“There was a perception that Jacobitism was about the re-establishment of hereditary monarchy, with kings believing they derived their authority from God. Seen in the light of such threats – real and imagined – it is perhaps easier to understand the determination to defeat the Jacobites.

“There is still much debate about why the Jacobites failed,” concludes Whatley. “There is no single reason: often it was just sheer bad luck. Jacobite commanders often disagreed over their aims, while other times they were hamstrung by the loss of strong military leaders such as John Graham, 1st Viscount Dundee (Bonnie Dundee), at the battle of Killiecrankie in July 1689. Over-optimism – even delusion – about their chances of success played its part too.”

Jacobites: Five more places to explore


Edinburgh Castle, Edinburgh

Where the Jacobites laid siege

In 1715, Jacobite forces tried unsuccessfully to lay siege to the castle, attempting to break in at night by scaling the north-facing cliffs. A second – also failed – attempt was made during the 1745–46 rising, under Bonnie Prince Charlie. During this attack, the Jacobites captured Holyrood Palace at the far end of the Royal Mile, but failed to take the castle.


Culloden battlefield, Inverness

Where the final battle was lost

The battle of Culloden was a bitter defeat for Jacobite forces. The battlefield, which can still be visited today, features a 20-foot memorial cairn (mound of stones), while headstones on both sides of the road through the battlefield bear the names of dead clan members. You’ll find information on the battle at the visitor centre.
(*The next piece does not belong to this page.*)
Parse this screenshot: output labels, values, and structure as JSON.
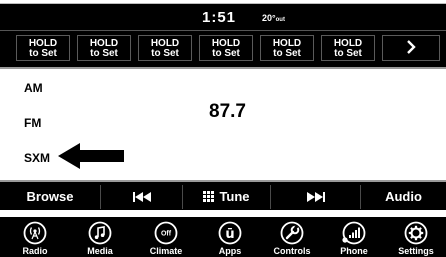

Aughrim battlefield, Galway

Where more than 7,000 died in battle

The battle of Aughrim, in July 1691, was one of the bloodiest battles ever fought on Irish soil and one that effectively put an end to the Jacobites in Ireland. It was fought between the forces of William III and II and James II and VII. Although William emerged victorious, some 7,000 lives were lost in the fight. The Battle of Aughrim Interpretative Centre overlooks the battlefield.


Brixham Port, Torbay

Where William of Orange first invaded

Dutch prince William of Orange and 14,000 troops landed at Brixham, Torbay on 5 November 1688 where he was welcomed by many in south-west England. After marching to London, William and his wife, Mary, were crowned at Westminster Abbey on 11 April 1689. A statue of William stands at the spot where he allegedly first set foot on English soil.


Prestonpans battlefield, East Lothian

Where Bonnie Prince Charlie won

Much of the battlefield at Prestonpans –where Bonnie Prince Charlie led Jacobite forces to victory in 1745 – still survives and can be seen from the top of a viewing mound at Meadowmill.

Historical advisor: Professor Christopher Whatley, author of Scottish Society, 1707–1830: Beyond Jacobitism, Towards Industrialisation (MUP, 2000) Words: Charlotte Hodgman


Visit: Ruthven, Kingussie, PH21 1NR